▸ Required action:
Check each line below for the word "text", and copy those that have it.

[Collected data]

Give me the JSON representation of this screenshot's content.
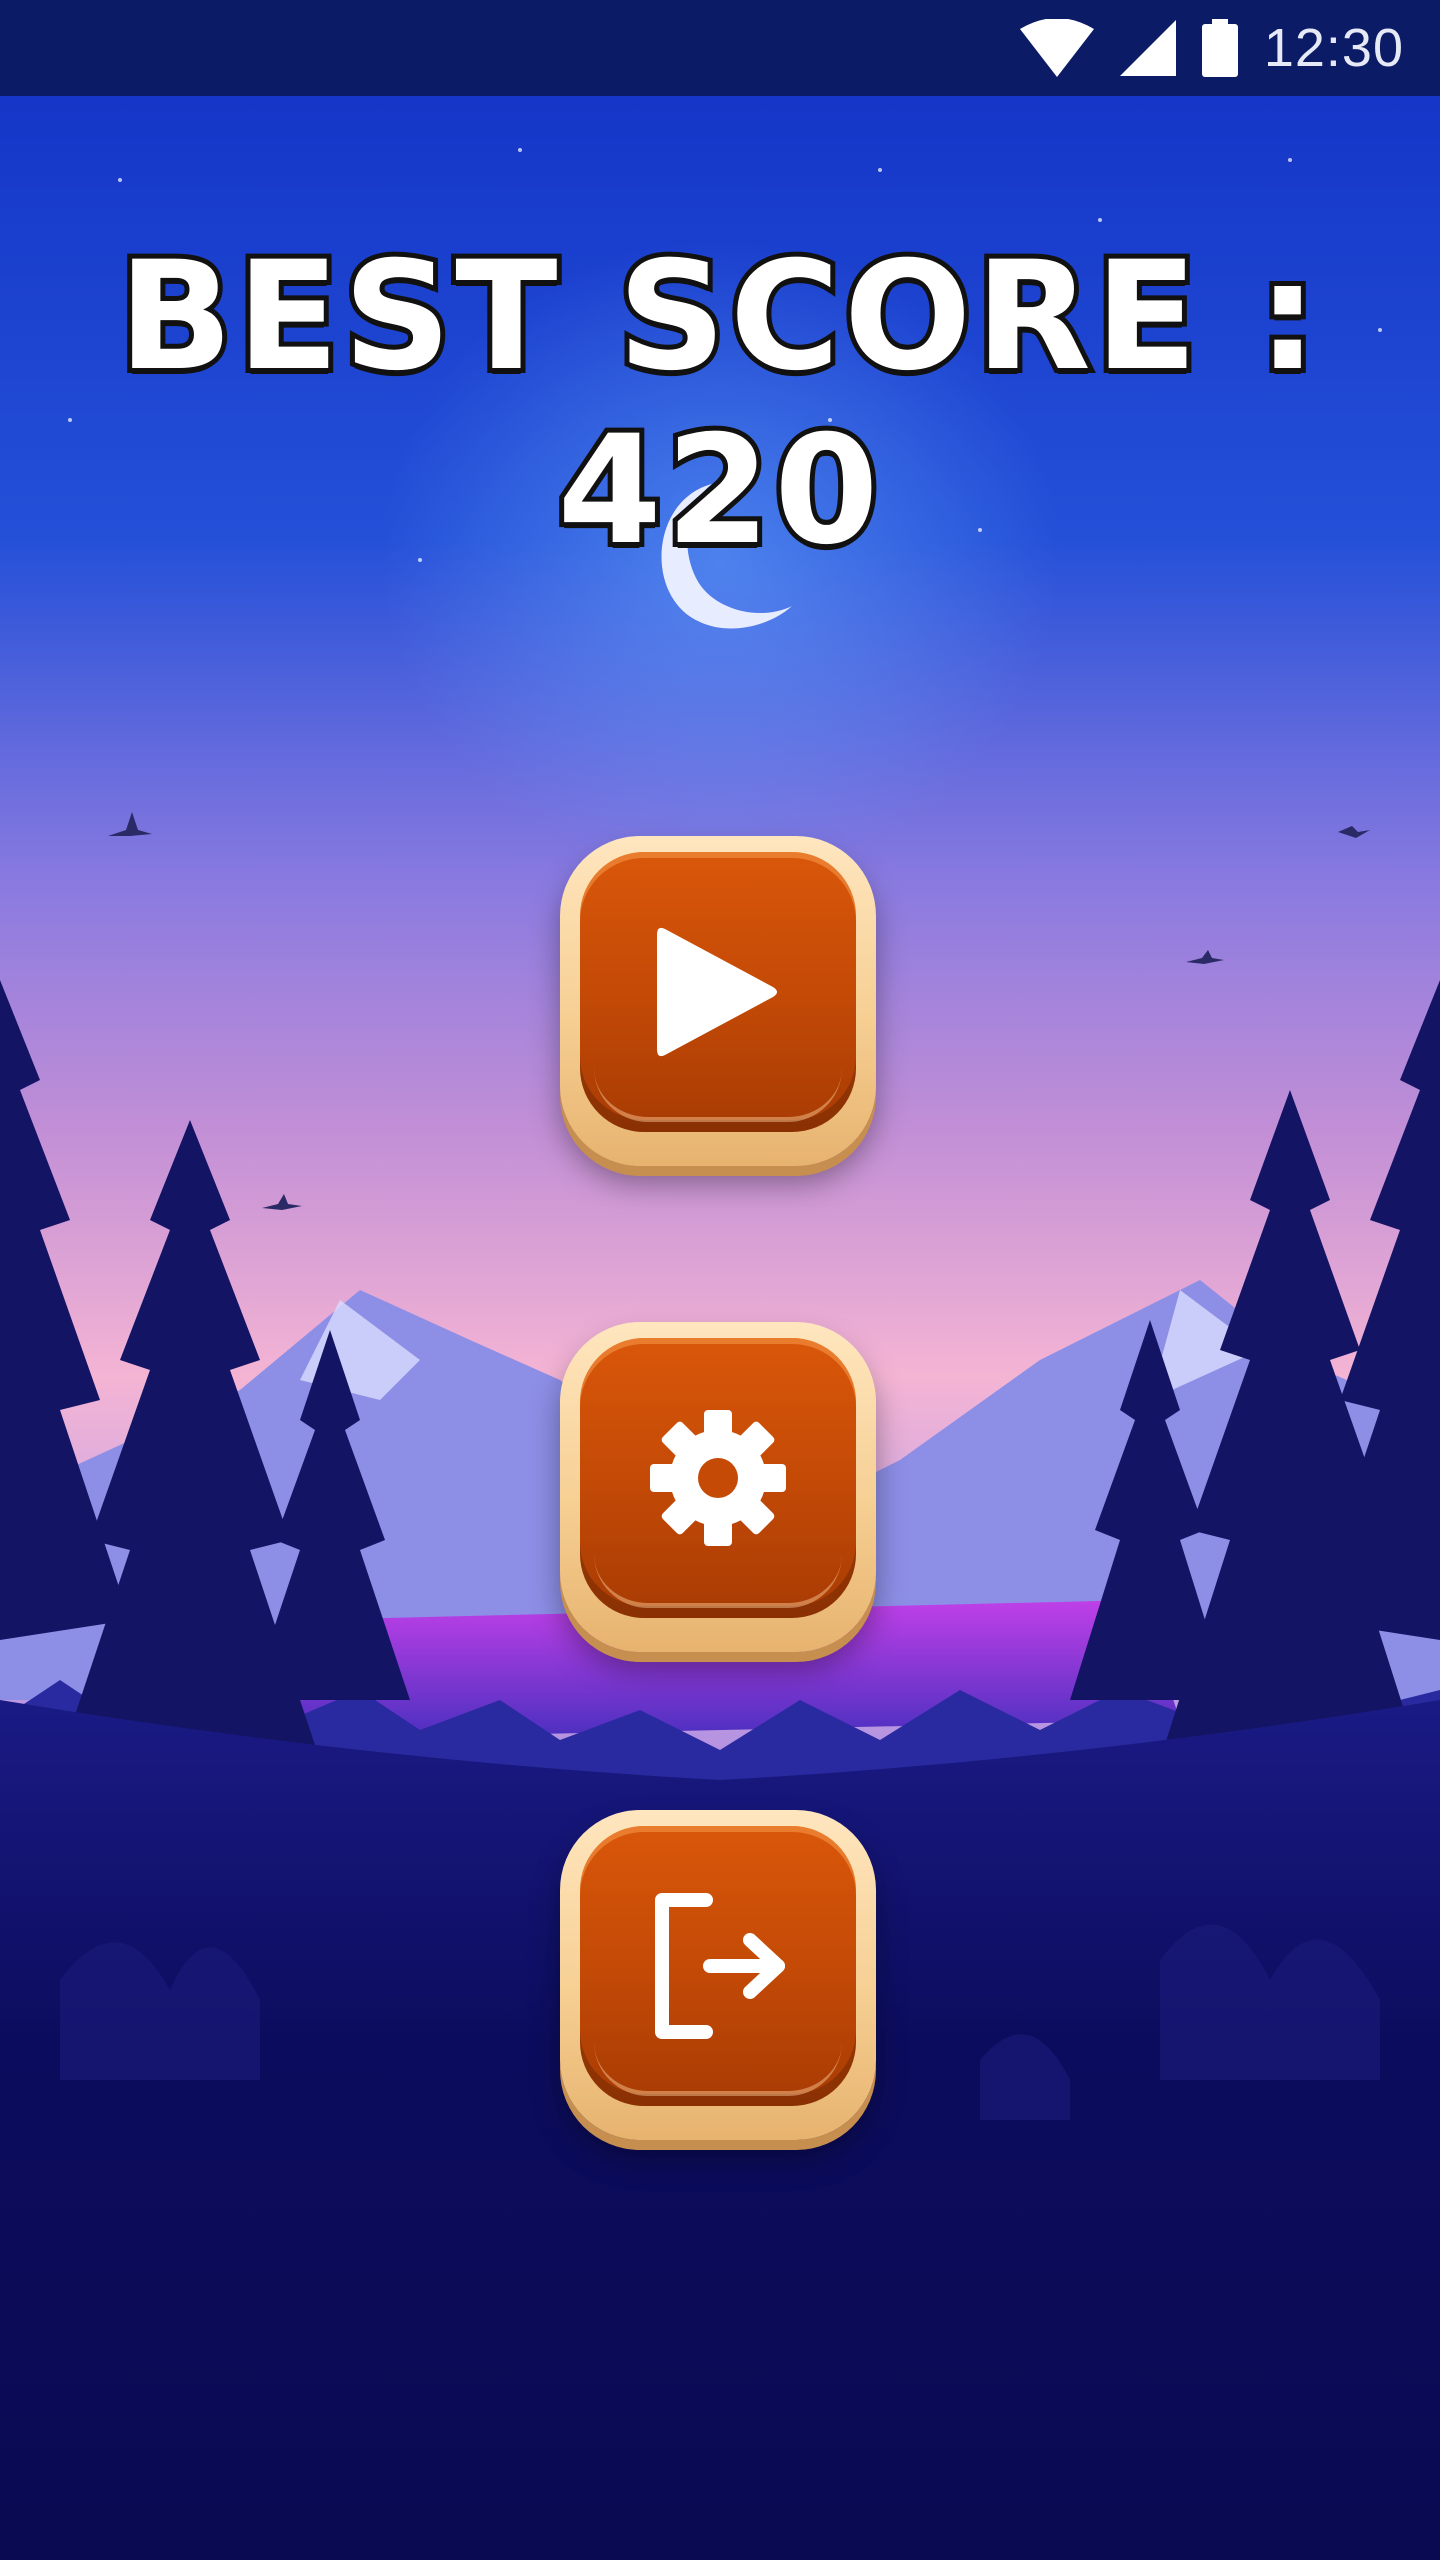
{
  "status_bar": {
    "time": "12:30",
    "icons": [
      "wifi-icon",
      "cell-signal-icon",
      "battery-icon"
    ]
  },
  "title": {
    "text": "BEST SCORE : 420"
  },
  "menu": {
    "buttons": [
      {
        "name": "play",
        "icon": "play-icon"
      },
      {
        "name": "settings",
        "icon": "gear-icon"
      },
      {
        "name": "exit",
        "icon": "exit-icon"
      }
    ]
  },
  "colors": {
    "status_bar": "#0c1b66",
    "sky_top": "#1a3fd6",
    "sky_mid": "#b07fd8",
    "horizon_pink": "#f4b4d4",
    "button_orange": "#c44a06",
    "button_frame": "#f6cf93",
    "forest_dark": "#0a0a52"
  }
}
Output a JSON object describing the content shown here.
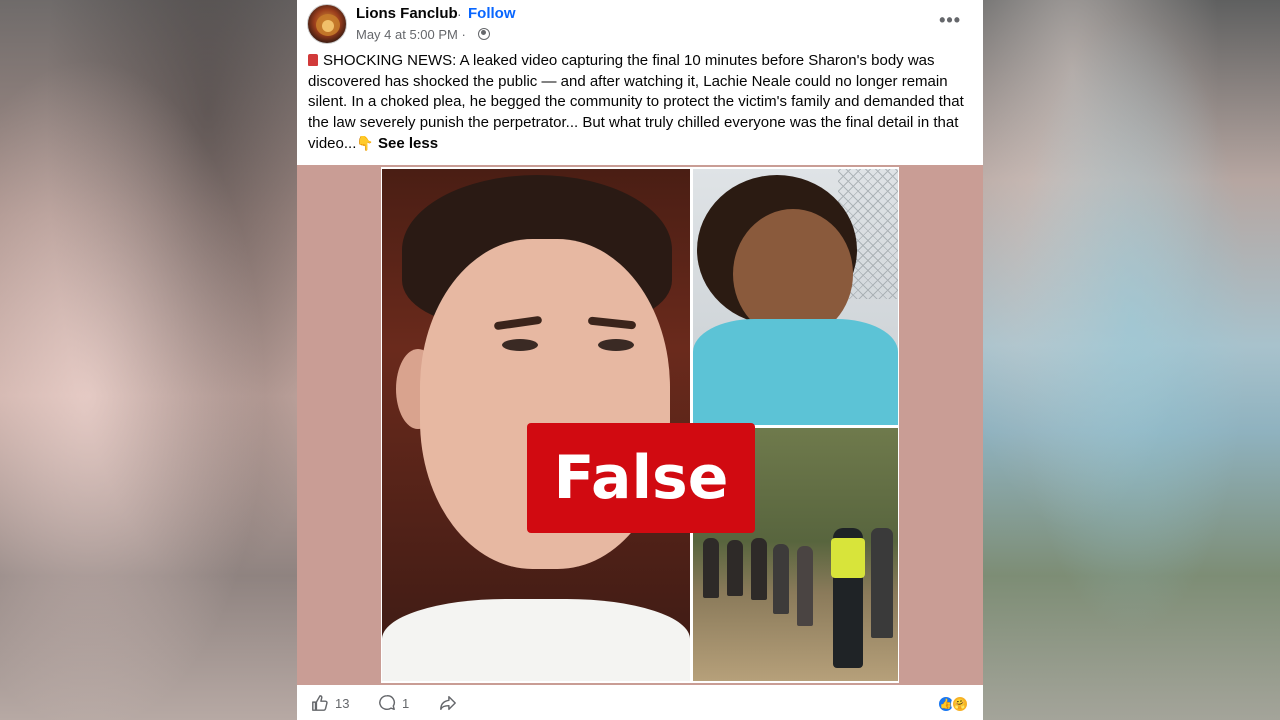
{
  "post": {
    "page_name": "Lions Fanclub",
    "separator": "·",
    "follow_label": "Follow",
    "timestamp": "May 4 at 5:00 PM ·",
    "more_label": "•••",
    "text": "SHOCKING NEWS: A leaked video capturing the final 10 minutes before Sharon's body was discovered has shocked the public — and after watching it, Lachie Neale could no longer remain silent. In a choked plea, he begged the community to protect the victim's family and demanded that the law severely punish the perpetrator... But what truly chilled everyone was the final detail in that video...",
    "pointing_emoji": "👇",
    "see_less": "See less"
  },
  "overlay": {
    "label": "False",
    "color": "#d10a11"
  },
  "actions": {
    "like_count": "13",
    "comment_count": "1",
    "icons": [
      "like-icon",
      "comment-icon",
      "share-icon"
    ]
  },
  "reactions": {
    "like_glyph": "👍",
    "care_glyph": "🤗"
  },
  "colors": {
    "link": "#0866ff",
    "media_background": "#c99d95"
  }
}
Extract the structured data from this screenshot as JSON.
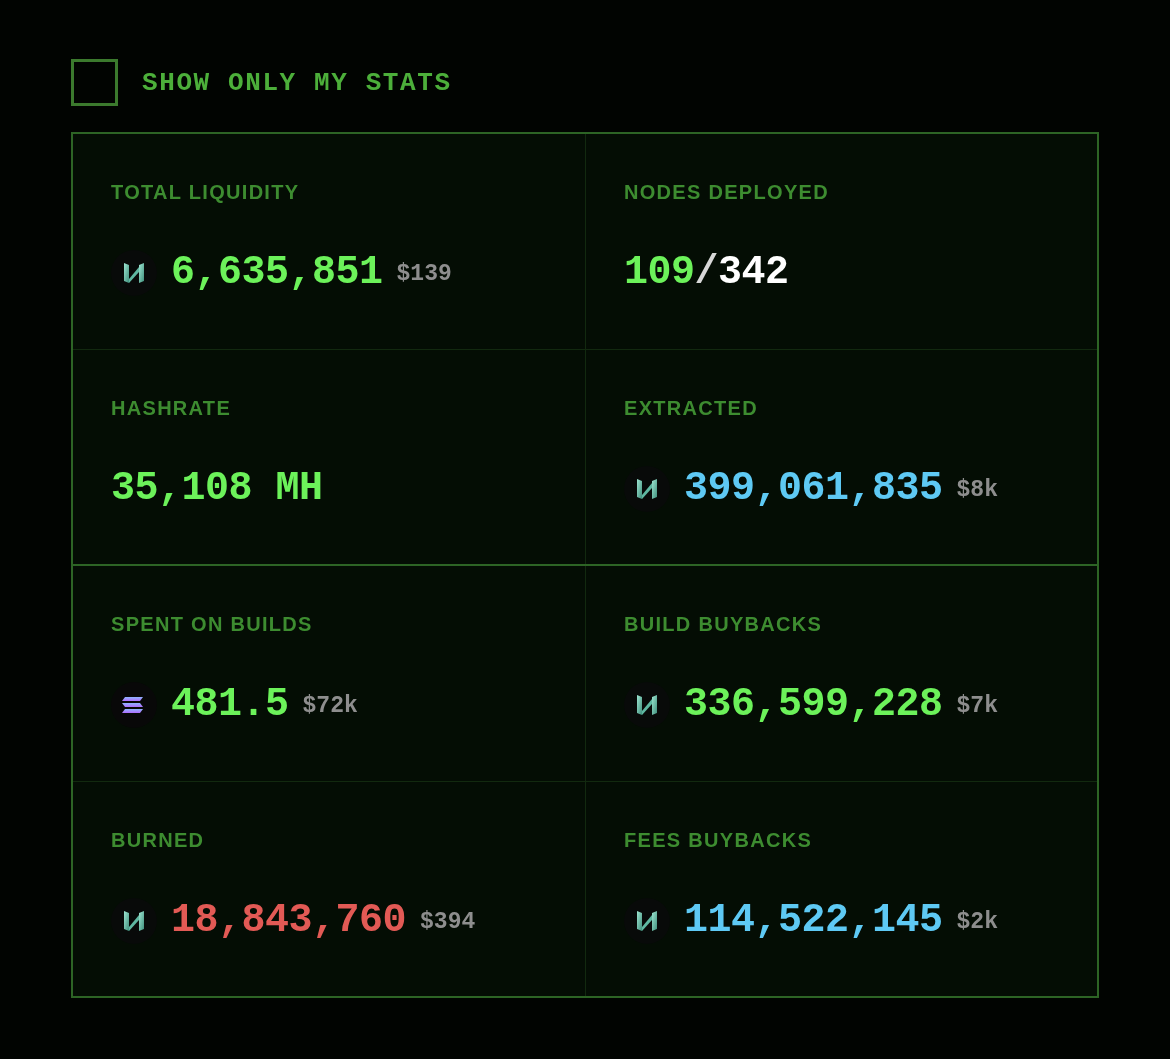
{
  "filter": {
    "label": "SHOW ONLY MY STATS",
    "checked": false
  },
  "sections": [
    {
      "stats": [
        {
          "label": "TOTAL LIQUIDITY",
          "kind": "coin",
          "value": "6,635,851",
          "color": "#6cf25a",
          "usd": "$139"
        },
        {
          "label": "NODES DEPLOYED",
          "kind": "ratio",
          "value": "109",
          "separator": "/",
          "total": "342",
          "color": "#6cf25a"
        },
        {
          "label": "HASHRATE",
          "kind": "plain",
          "value": "35,108 MH",
          "color": "#6cf25a"
        },
        {
          "label": "EXTRACTED",
          "kind": "coin",
          "value": "399,061,835",
          "color": "#5ec9f4",
          "usd": "$8k"
        }
      ]
    },
    {
      "stats": [
        {
          "label": "SPENT ON BUILDS",
          "kind": "striped-coin",
          "value": "481.5",
          "color": "#6cf25a",
          "usd": "$72k"
        },
        {
          "label": "BUILD BUYBACKS",
          "kind": "coin",
          "value": "336,599,228",
          "color": "#6cf25a",
          "usd": "$7k"
        },
        {
          "label": "BURNED",
          "kind": "coin",
          "value": "18,843,760",
          "color": "#e25a55",
          "usd": "$394"
        },
        {
          "label": "FEES BUYBACKS",
          "kind": "coin",
          "value": "114,522,145",
          "color": "#5ec9f4",
          "usd": "$2k"
        }
      ]
    }
  ]
}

▸ Exercise solution:
    "text": "BEST SCORE : 420"
    "text": "SHOCKING NEWS: A leaked video capturing the final 10 minutes before Sharon's body was discovered has shocked the public — and after watching it, Lachie Neale could no longer remain silent. In a choked plea, he begged the community to protect the victim's family and demanded that the law severely punish the perpetrator... But what truly chilled everyone was the final detail in that video...",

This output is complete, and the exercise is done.